After the long winter I think everyone is happy to be outside dealing with turf issues, but depending on where you are, those issues could be quite extreme. I’ve seen excessive Bermuda loss in the South (and North) and equally significant cool season turf loss up North. Turf managers are working their magic to recover, and over the next 60 days golfers will have long forgotten the damage caused by winter.  Everyone knows the fact that you’re only as good as the greens putt today.

Be sure to document your damage with pictures and keep a detailed record of expenses to repair. The good news: There are steps you can take this fall to reduce damage next year. I’ve had the opportunity to see a lot of the damage, North and South, and here are a few things that seem to make a difference.

In the South

Bermudagrass that was over seeded with annual ryegrass is in much better condition. Walking on side-by-side fields, the Bermuda within the rye appears to be green and ready to make a move. Unfortunately the Bermuda on the adjacent field (not over seeded) is going to need seed or springs in the near future.  Another noteworthy observation appears to be that fall applied molasses will help the plant store more carbohydrates and help fight off winter damage.  It also helps the plant come out of dormancy quicker when applied in the spring. Foliar-Pak Amperage is a great molasses product, and the rest of Foliar-Pak line has been excellent for recovery.

The photos above were taken last Friday. This Bermudagrass was treated with two applications of L-18 Activator and Micros Plus and four applications of Holganix last year. It also received a spring application of L-18 Activator and Micros Plus about a week ago. The superintendent says the overall turf loss is less than 1%, and while about 15% of the turf is weaker than the rest, it will recover and should have no issues within a month.

In the North

Turf managers who used a late fall surfactant combined with a late aerification came through winter much better. Wetting agents are normally considered summer products, but that’s not the case. Wetting agents are broken down and consumed by microbes. As the temperature drops so does the microbial activity, allowing the wetting agent to hang around for a long time. Having a wetting agent in place for the early spring freeze/thaw can help move water away from the crown. Obviously the late aerification will create more pore space for water movement.

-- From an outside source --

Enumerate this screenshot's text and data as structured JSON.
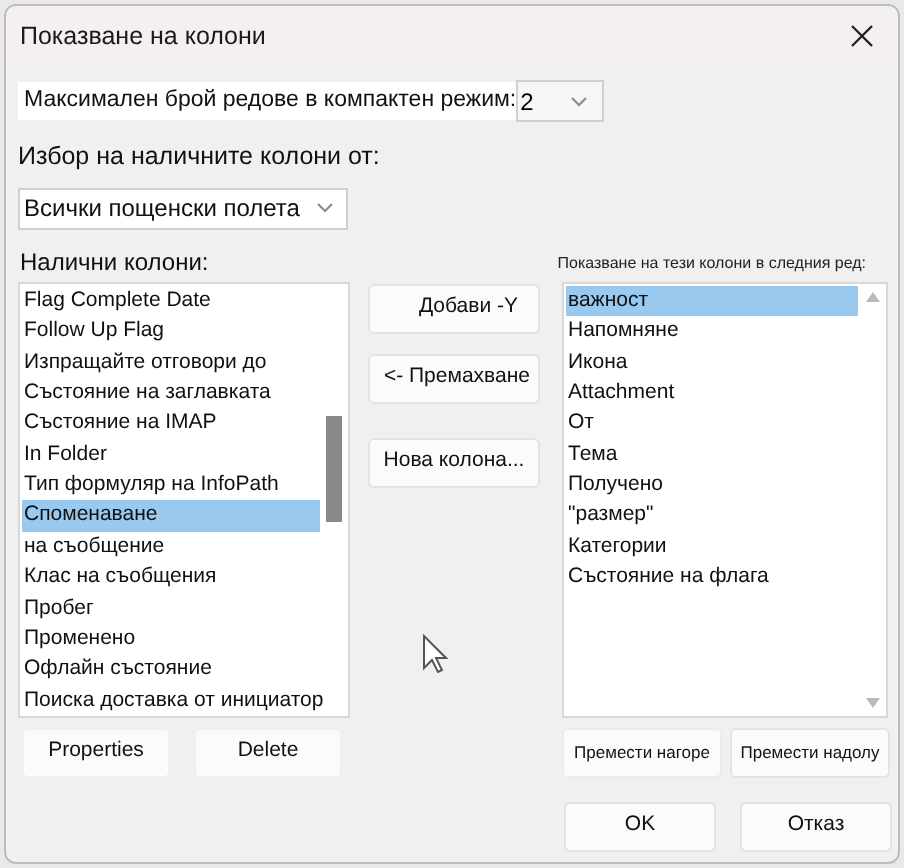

As water gets into the aerification holes over winter, it will freeze and expand, further fracturing the soil and making more room for roots in the spring!  Last thing, don’t forget the late heavy topdressing is critical and acts like a winter blanket for your turf.